======== RECORDED DATA

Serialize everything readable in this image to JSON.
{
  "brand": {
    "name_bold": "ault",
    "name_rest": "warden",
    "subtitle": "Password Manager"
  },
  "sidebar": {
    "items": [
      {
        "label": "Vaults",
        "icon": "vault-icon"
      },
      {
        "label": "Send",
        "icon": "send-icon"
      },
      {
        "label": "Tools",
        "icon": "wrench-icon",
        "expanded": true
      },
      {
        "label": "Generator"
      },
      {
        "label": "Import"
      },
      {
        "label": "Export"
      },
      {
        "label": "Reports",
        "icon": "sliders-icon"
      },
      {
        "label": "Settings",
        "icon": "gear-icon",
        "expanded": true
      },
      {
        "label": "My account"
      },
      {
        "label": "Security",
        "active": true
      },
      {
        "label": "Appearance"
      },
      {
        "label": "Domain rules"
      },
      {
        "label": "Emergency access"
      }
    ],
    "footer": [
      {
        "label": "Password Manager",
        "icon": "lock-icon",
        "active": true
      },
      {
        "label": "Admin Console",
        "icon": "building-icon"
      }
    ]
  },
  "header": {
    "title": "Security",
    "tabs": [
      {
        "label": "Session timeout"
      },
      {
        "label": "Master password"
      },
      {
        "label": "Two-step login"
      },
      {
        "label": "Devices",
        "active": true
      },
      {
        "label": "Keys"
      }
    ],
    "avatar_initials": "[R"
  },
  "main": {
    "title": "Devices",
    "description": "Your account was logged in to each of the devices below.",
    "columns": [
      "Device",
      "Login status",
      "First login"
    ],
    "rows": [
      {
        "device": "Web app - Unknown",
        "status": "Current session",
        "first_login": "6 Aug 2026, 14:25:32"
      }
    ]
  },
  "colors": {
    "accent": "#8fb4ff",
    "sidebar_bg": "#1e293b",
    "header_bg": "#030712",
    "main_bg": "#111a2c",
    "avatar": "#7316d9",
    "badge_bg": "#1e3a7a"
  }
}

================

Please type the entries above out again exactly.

*REPLY TO THE EXERCISE*:
Serialize everything readable in this image to JSON.
{
  "brand": {
    "name_bold": "ault",
    "name_rest": "warden",
    "subtitle": "Password Manager"
  },
  "sidebar": {
    "items": [
      {
        "label": "Vaults",
        "icon": "vault-icon"
      },
      {
        "label": "Send",
        "icon": "send-icon"
      },
      {
        "label": "Tools",
        "icon": "wrench-icon",
        "expanded": true
      },
      {
        "label": "Generator"
      },
      {
        "label": "Import"
      },
      {
        "label": "Export"
      },
      {
        "label": "Reports",
        "icon": "sliders-icon"
      },
      {
        "label": "Settings",
        "icon": "gear-icon",
        "expanded": true
      },
      {
        "label": "My account"
      },
      {
        "label": "Security",
        "active": true
      },
      {
        "label": "Appearance"
      },
      {
        "label": "Domain rules"
      },
      {
        "label": "Emergency access"
      }
    ],
    "footer": [
      {
        "label": "Password Manager",
        "icon": "lock-icon",
        "active": true
      },
      {
        "label": "Admin Console",
        "icon": "building-icon"
      }
    ]
  },
  "header": {
    "title": "Security",
    "tabs": [
      {
        "label": "Session timeout"
      },
      {
        "label": "Master password"
      },
      {
        "label": "Two-step login"
      },
      {
        "label": "Devices",
        "active": true
      },
      {
        "label": "Keys"
      }
    ],
    "avatar_initials": "[R"
  },
  "main": {
    "title": "Devices",
    "description": "Your account was logged in to each of the devices below.",
    "columns": [
      "Device",
      "Login status",
      "First login"
    ],
    "rows": [
      {
        "device": "Web app - Unknown",
        "status": "Current session",
        "first_login": "6 Aug 2026, 14:25:32"
      }
    ]
  },
  "colors": {
    "accent": "#8fb4ff",
    "sidebar_bg": "#1e293b",
    "header_bg": "#030712",
    "main_bg": "#111a2c",
    "avatar": "#7316d9",
    "badge_bg": "#1e3a7a"
  }
}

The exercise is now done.